Interface dataset entries:
[Start of section]
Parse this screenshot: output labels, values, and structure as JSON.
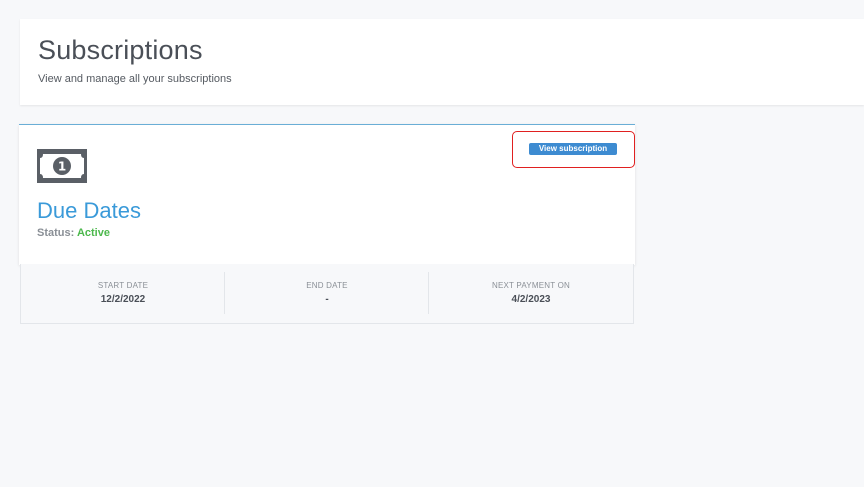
{
  "header": {
    "title": "Subscriptions",
    "subtitle": "View and manage all your subscriptions"
  },
  "subscription": {
    "icon": "banknote-icon",
    "name": "Due Dates",
    "status_label": "Status:",
    "status_value": "Active",
    "status_color": "#4cb84c",
    "view_button_label": "View subscription",
    "dates": [
      {
        "label": "START DATE",
        "value": "12/2/2022"
      },
      {
        "label": "END DATE",
        "value": "-"
      },
      {
        "label": "NEXT PAYMENT ON",
        "value": "4/2/2023"
      }
    ]
  },
  "colors": {
    "accent": "#3a9ad9",
    "button": "#3d8bd1",
    "highlight": "#e02020"
  }
}
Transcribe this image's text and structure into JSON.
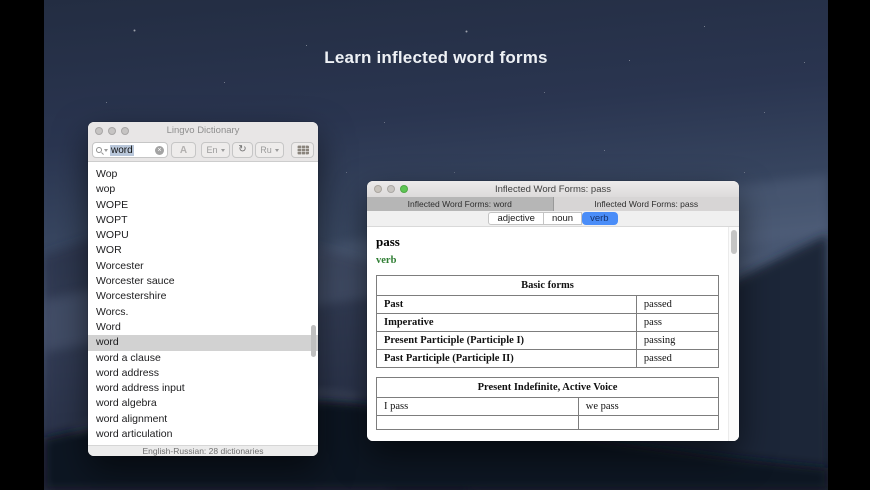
{
  "desktop": {
    "headline": "Learn inflected word forms"
  },
  "dictionary_window": {
    "title": "Lingvo Dictionary",
    "toolbar": {
      "search_value": "word",
      "font_button_label": "A",
      "source_language": "En",
      "target_language": "Ru"
    },
    "word_list": [
      "Wop",
      "wop",
      "WOPE",
      "WOPT",
      "WOPU",
      "WOR",
      "Worcester",
      "Worcester sauce",
      "Worcestershire",
      "Worcs.",
      "Word",
      "word",
      "word a clause",
      "word address",
      "word address input",
      "word algebra",
      "word alignment",
      "word articulation"
    ],
    "selected_word": "word",
    "status_bar": "English-Russian: 28 dictionaries"
  },
  "forms_window": {
    "title": "Inflected Word Forms: pass",
    "tabs": [
      {
        "label": "Inflected Word Forms: word",
        "active": false
      },
      {
        "label": "Inflected Word Forms: pass",
        "active": true
      }
    ],
    "pos_segments": [
      {
        "label": "adjective",
        "selected": false
      },
      {
        "label": "noun",
        "selected": false
      },
      {
        "label": "verb",
        "selected": true
      }
    ],
    "headword": "pass",
    "part_of_speech": "verb",
    "tables": [
      {
        "title": "Basic forms",
        "rows": [
          [
            "Past",
            "passed"
          ],
          [
            "Imperative",
            "pass"
          ],
          [
            "Present Participle (Participle I)",
            "passing"
          ],
          [
            "Past Participle (Participle II)",
            "passed"
          ]
        ]
      },
      {
        "title": "Present Indefinite, Active Voice",
        "rows": [
          [
            "I pass",
            "we pass"
          ]
        ]
      }
    ]
  },
  "icons": {
    "search": "magnifier",
    "clear": "circle-x",
    "swap": "circular-arrows",
    "dictionaries": "grid",
    "language_dropdown": "chevron-down"
  },
  "colors": {
    "segment_selected": "#4a8df8",
    "part_of_speech_green": "#2e7d32",
    "active_traffic_light_green": "#5ec654"
  }
}
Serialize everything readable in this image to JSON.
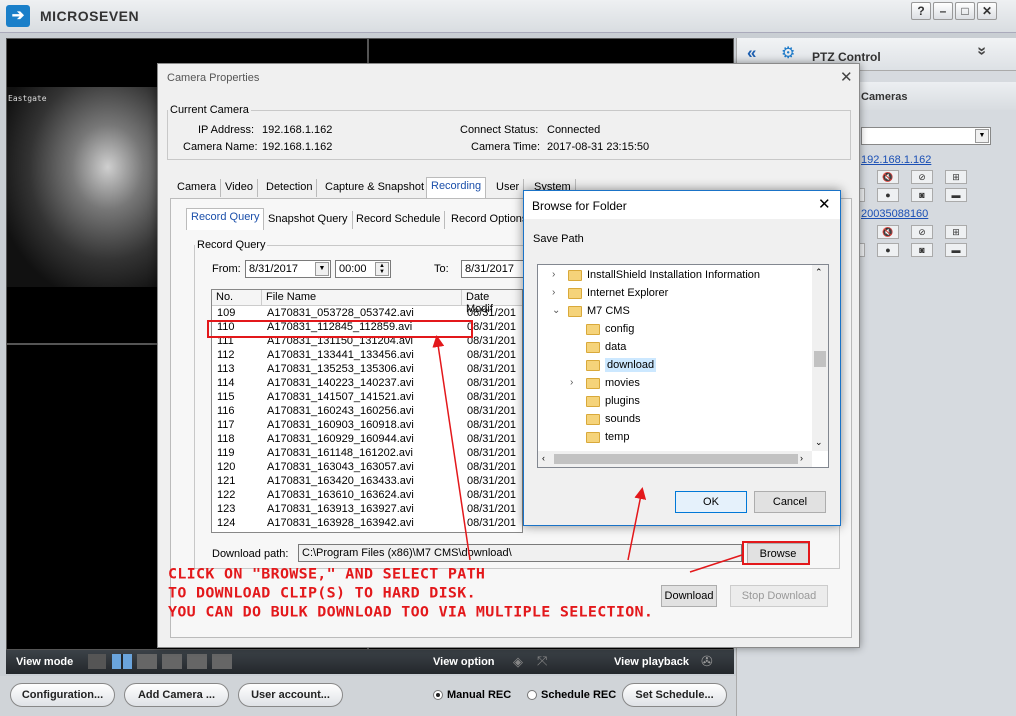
{
  "app": {
    "title": "MICROSEVEN",
    "logo": "arrow-into-box-icon",
    "window_buttons": [
      "?",
      "–",
      "□",
      "✕"
    ]
  },
  "video": {
    "camera_label": "Eastgate"
  },
  "right_panel": {
    "ptz_title": "PTZ Control",
    "cameras_title": "Cameras",
    "camera_ip_1": "192.168.1.162",
    "camera_id_2": "20035088160"
  },
  "bottom_bar": {
    "view_mode": "View mode",
    "view_option": "View option",
    "view_playback": "View playback"
  },
  "bottom_buttons": {
    "configuration": "Configuration...",
    "add_camera": "Add Camera ...",
    "user_account": "User account...",
    "manual_rec": "Manual REC",
    "schedule_rec": "Schedule REC",
    "set_schedule": "Set Schedule...",
    "manual_selected": true
  },
  "dialog": {
    "title": "Camera Properties",
    "current_camera": {
      "legend": "Current Camera",
      "ip_label": "IP Address:",
      "ip": "192.168.1.162",
      "name_label": "Camera Name:",
      "name": "192.168.1.162",
      "status_label": "Connect Status:",
      "status": "Connected",
      "time_label": "Camera Time:",
      "time": "2017-08-31 23:15:50"
    },
    "tabs": [
      "Camera",
      "Video",
      "Detection",
      "Capture & Snapshot",
      "Recording",
      "User",
      "System"
    ],
    "active_tab": "Recording",
    "subtabs": [
      "Record Query",
      "Snapshot Query",
      "Record Schedule",
      "Record Options"
    ],
    "active_subtab": "Record Query",
    "query": {
      "legend": "Record Query",
      "from_label": "From:",
      "from_date": "8/31/2017",
      "from_time": "00:00",
      "to_label": "To:",
      "to_date": "8/31/2017"
    },
    "columns": [
      "No.",
      "File Name",
      "Date Modif"
    ],
    "rows": [
      [
        "109",
        "A170831_053728_053742.avi",
        "08/31/201"
      ],
      [
        "110",
        "A170831_112845_112859.avi",
        "08/31/201"
      ],
      [
        "111",
        "A170831_131150_131204.avi",
        "08/31/201"
      ],
      [
        "112",
        "A170831_133441_133456.avi",
        "08/31/201"
      ],
      [
        "113",
        "A170831_135253_135306.avi",
        "08/31/201"
      ],
      [
        "114",
        "A170831_140223_140237.avi",
        "08/31/201"
      ],
      [
        "115",
        "A170831_141507_141521.avi",
        "08/31/201"
      ],
      [
        "116",
        "A170831_160243_160256.avi",
        "08/31/201"
      ],
      [
        "117",
        "A170831_160903_160918.avi",
        "08/31/201"
      ],
      [
        "118",
        "A170831_160929_160944.avi",
        "08/31/201"
      ],
      [
        "119",
        "A170831_161148_161202.avi",
        "08/31/201"
      ],
      [
        "120",
        "A170831_163043_163057.avi",
        "08/31/201"
      ],
      [
        "121",
        "A170831_163420_163433.avi",
        "08/31/201"
      ],
      [
        "122",
        "A170831_163610_163624.avi",
        "08/31/201"
      ],
      [
        "123",
        "A170831_163913_163927.avi",
        "08/31/201"
      ],
      [
        "124",
        "A170831_163928_163942.avi",
        "08/31/201"
      ]
    ],
    "download_path_label": "Download path:",
    "download_path": "C:\\Program Files (x86)\\M7 CMS\\download\\",
    "browse": "Browse",
    "download": "Download",
    "stop_download": "Stop Download"
  },
  "browse_dialog": {
    "title": "Browse for Folder",
    "subtitle": "Save Path",
    "items": [
      {
        "label": "InstallShield Installation Information",
        "level": 0,
        "expander": "›"
      },
      {
        "label": "Internet Explorer",
        "level": 0,
        "expander": "›"
      },
      {
        "label": "M7 CMS",
        "level": 0,
        "expander": "⌄"
      },
      {
        "label": "config",
        "level": 1,
        "expander": ""
      },
      {
        "label": "data",
        "level": 1,
        "expander": ""
      },
      {
        "label": "download",
        "level": 1,
        "expander": "",
        "selected": true
      },
      {
        "label": "movies",
        "level": 1,
        "expander": "›"
      },
      {
        "label": "plugins",
        "level": 1,
        "expander": ""
      },
      {
        "label": "sounds",
        "level": 1,
        "expander": ""
      },
      {
        "label": "temp",
        "level": 1,
        "expander": ""
      }
    ],
    "ok": "OK",
    "cancel": "Cancel"
  },
  "annotation": {
    "lines": [
      "CLICK ON \"BROWSE,\" AND SELECT PATH",
      "TO DOWNLOAD CLIP(S) TO HARD DISK.",
      "YOU CAN DO BULK DOWNLOAD TOO VIA MULTIPLE SELECTION."
    ],
    "color": "#e3181b"
  }
}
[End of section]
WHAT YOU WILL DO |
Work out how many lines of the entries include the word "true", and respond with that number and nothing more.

EXERCISE SOLUTION |
4